A FORMER crew member of HMS Ledbury who helped to clear mines in the Falklands will now get to wear his campaign medal with pride, following a 30 year battle for recognition.
Ian McVite said his successful campaign, fought alongside anther former sailor, Nigel Morris, who served on HMS Diomede, could lead to medals for thousands of other forces veterans from the same campaign.
Mr McVitie was a 21 year Radio Operator, First Class, when he was sent to the South Atlantic, on board HMS Ledbury, the fibre-glass hulled "Hunt" class minesweeper, - a vessel still in service.

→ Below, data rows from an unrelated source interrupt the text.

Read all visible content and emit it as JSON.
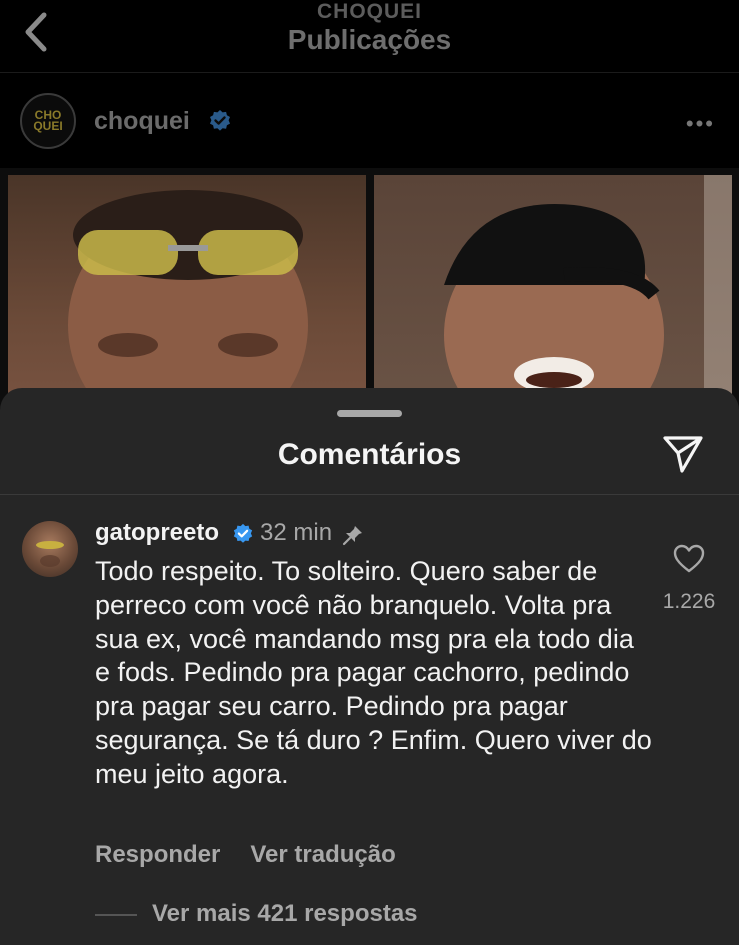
{
  "header": {
    "account_label": "CHOQUEI",
    "title": "Publicações"
  },
  "post": {
    "username": "choquei",
    "avatar_text": "CHO QUEI"
  },
  "comments_sheet": {
    "title": "Comentários"
  },
  "comment": {
    "username": "gatopreeto",
    "time": "32 min",
    "text": "Todo respeito. To solteiro. Quero saber de perreco com você não branquelo. Volta pra sua ex, você mandando msg pra ela todo dia e fods. Pedindo pra pagar cachorro, pedindo pra pagar seu carro. Pedindo pra pagar segurança. Se tá duro ? Enfim. Quero viver do meu jeito agora.",
    "likes": "1.226",
    "reply_label": "Responder",
    "translate_label": "Ver tradução",
    "more_replies_label": "Ver mais 421 respostas"
  },
  "colors": {
    "background": "#000000",
    "sheet": "#262626",
    "verified": "#3897f0",
    "muted": "#a8a8a8"
  },
  "icons": [
    "back-chevron-icon",
    "verified-badge-icon",
    "more-dots-icon",
    "share-send-icon",
    "pin-icon",
    "heart-icon"
  ]
}
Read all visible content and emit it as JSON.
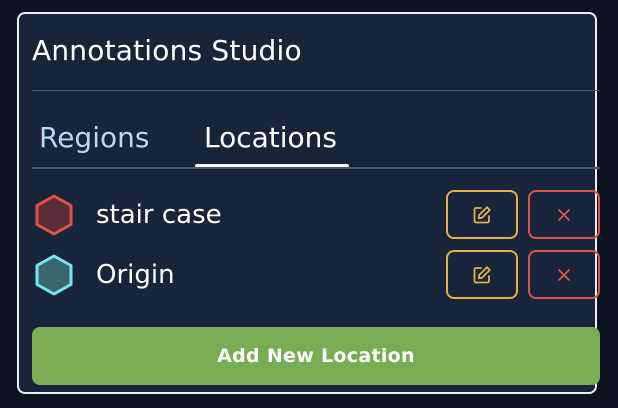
{
  "panel": {
    "title": "Annotations Studio"
  },
  "tabs": [
    {
      "label": "Regions",
      "active": false
    },
    {
      "label": "Locations",
      "active": true
    }
  ],
  "locations": [
    {
      "label": "stair case",
      "color": "#e05243",
      "fill": "#5a2c38"
    },
    {
      "label": "Origin",
      "color": "#74e6f2",
      "fill": "#3a6670"
    }
  ],
  "actions": {
    "edit_color": "#e0b049",
    "delete_color": "#d9544a",
    "add_label": "Add New Location",
    "add_color": "#78ad53"
  }
}
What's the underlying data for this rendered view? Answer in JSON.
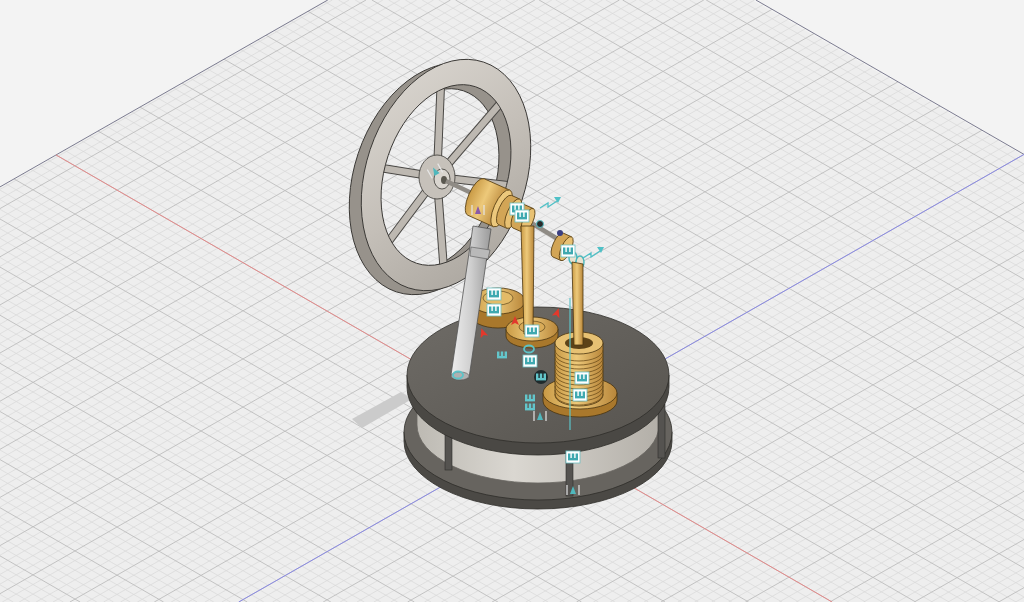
{
  "viewport": {
    "grid_visible": true,
    "axis_lines_visible": true
  }
}
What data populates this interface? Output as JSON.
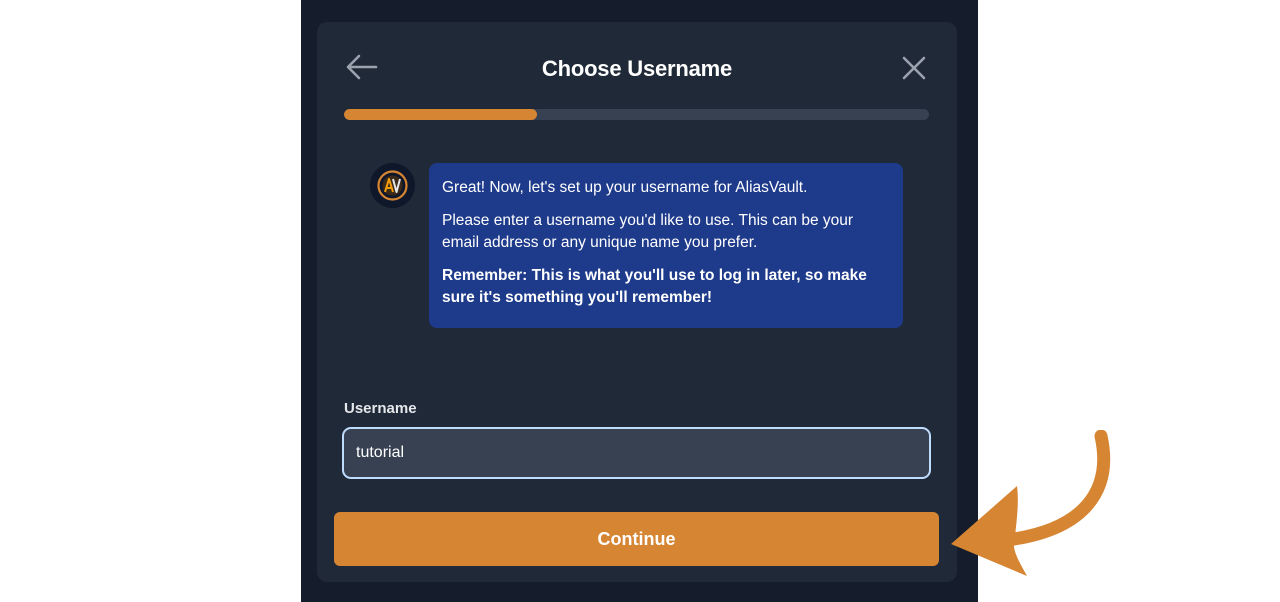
{
  "dialog": {
    "title": "Choose Username",
    "progress_fraction": 0.33
  },
  "icons": {
    "back": "arrow-left-icon",
    "close": "close-icon",
    "avatar": "aliasvault-logo",
    "annotation": "curved-arrow"
  },
  "message": {
    "line1": "Great! Now, let's set up your username for AliasVault.",
    "line2": "Please enter a username you'd like to use. This can be your email address or any unique name you prefer.",
    "line3": "Remember: This is what you'll use to log in later, so make sure it's something you'll remember!"
  },
  "form": {
    "username_label": "Username",
    "username_value": "tutorial"
  },
  "actions": {
    "continue_label": "Continue"
  },
  "colors": {
    "accent": "#d68533",
    "background": "#151c2c",
    "card": "#1f2937",
    "bubble": "#1e3a8a"
  }
}
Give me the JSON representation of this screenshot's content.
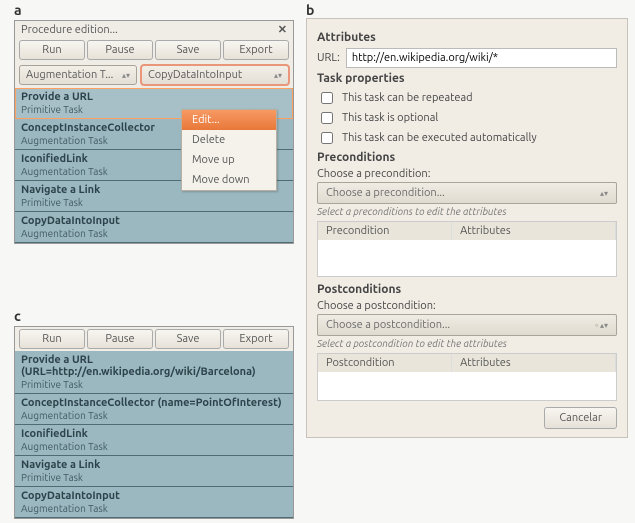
{
  "labels": {
    "a": "a",
    "b": "b",
    "c": "c"
  },
  "panelA": {
    "title": "Procedure edition...",
    "buttons": {
      "run": "Run",
      "pause": "Pause",
      "save": "Save",
      "export": "Export"
    },
    "comboLeft": "Augmentation T...",
    "comboRight": "CopyDataIntoInput",
    "tasks": [
      {
        "title": "Provide a URL",
        "sub": "Primitive Task"
      },
      {
        "title": "ConceptInstanceCollector",
        "sub": "Augmentation Task"
      },
      {
        "title": "IconifiedLink",
        "sub": "Augmentation Task"
      },
      {
        "title": "Navigate a Link",
        "sub": "Primitive Task"
      },
      {
        "title": "CopyDataIntoInput",
        "sub": "Augmentation Task"
      }
    ],
    "context": {
      "edit": "Edit...",
      "delete": "Delete",
      "moveup": "Move up",
      "movedown": "Move down"
    }
  },
  "panelC": {
    "buttons": {
      "run": "Run",
      "pause": "Pause",
      "save": "Save",
      "export": "Export"
    },
    "tasks": [
      {
        "title": "Provide a URL (URL=http://en.wikipedia.org/wiki/Barcelona)",
        "sub": "Primitive Task"
      },
      {
        "title": "ConceptInstanceCollector (name=PointOfInterest)",
        "sub": "Augmentation Task"
      },
      {
        "title": "IconifiedLink",
        "sub": "Augmentation Task"
      },
      {
        "title": "Navigate a Link",
        "sub": "Primitive Task"
      },
      {
        "title": "CopyDataIntoInput",
        "sub": "Augmentation Task"
      }
    ]
  },
  "panelB": {
    "attributesHeader": "Attributes",
    "urlLabel": "URL:",
    "urlValue": "http://en.wikipedia.org/wiki/*",
    "taskPropsHeader": "Task properties",
    "chk1": "This task can be repeatead",
    "chk2": "This task is optional",
    "chk3": "This task can be executed automatically",
    "preHeader": "Preconditions",
    "preChoose": "Choose a precondition:",
    "preDrop": "Choose a precondition...",
    "preHint": "Select a preconditions to edit the attributes",
    "preCol1": "Precondition",
    "preCol2": "Attributes",
    "postHeader": "Postconditions",
    "postChoose": "Choose a postcondition:",
    "postDrop": "Choose a postcondition...",
    "postHint": "Select a postcondition to edit the attributes",
    "postCol1": "Postcondition",
    "postCol2": "Attributes",
    "cancel": "Cancelar"
  }
}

The ship arrived shortly after the end of hostilities but with the stormy seas around the Falklands still live with danger, in the form of Argentinian mines.
Mr McVitie, who only retired from the Navy in 2004 and served in Iraq, Afghanistan and the Gulf, believes it was an oversight that the South Atlantic Medal, Without Rosette, was not awarded to Falklands veterans like himself at the time.
He first started to campaign to get the medals awarded in 1983, and at last the Government has reviewed the criteria, and applications or the medals can made made by eligible veterans after October 1.
He said: "We had to destroy six mines and locate and mark the wrecks of HMS Ardent, Antelope and Coventry. It was a dangerous time, although we don't want to overshadow the people who did the fighting."
Mr McVite believes the criteria for the award of the campaign medal was set to soon, and the Government has finally agreed with him.
The medal will now go to veterans who served in the Falklands campaign up to October 21, 1982, just before HMS Illustrious sailed away, and the islands were considered defensible on their own.
Mr McVitie, aged 54, who has recently fought a battle with stomach cancer, said: "In a way, we have changed a little bit of history. We have been very proud to represent so many of the veterans, and we feel so proud to have been able to do this.
"It has been an honour and a privilege representing so many thousands of veterans."
The crew of HMS Ledbury was granted the Freedom of Ledbury in February 2007, and they have exercised that freedom on a number of occasions since, with marches through the town centre.
But Mr McVite, who lives in Peterlee,County Durham, revealed that strong links with Ledbury go back much further.
Back in 1983, he was involved in a formal visit to the town back, completing a tiring marathon run before enjoying a civic reception and taking part in the traditional football match against a Ledbury Town
He said: “The locals treated us like royalty and really took us to their heart. It was a fantastic experience.”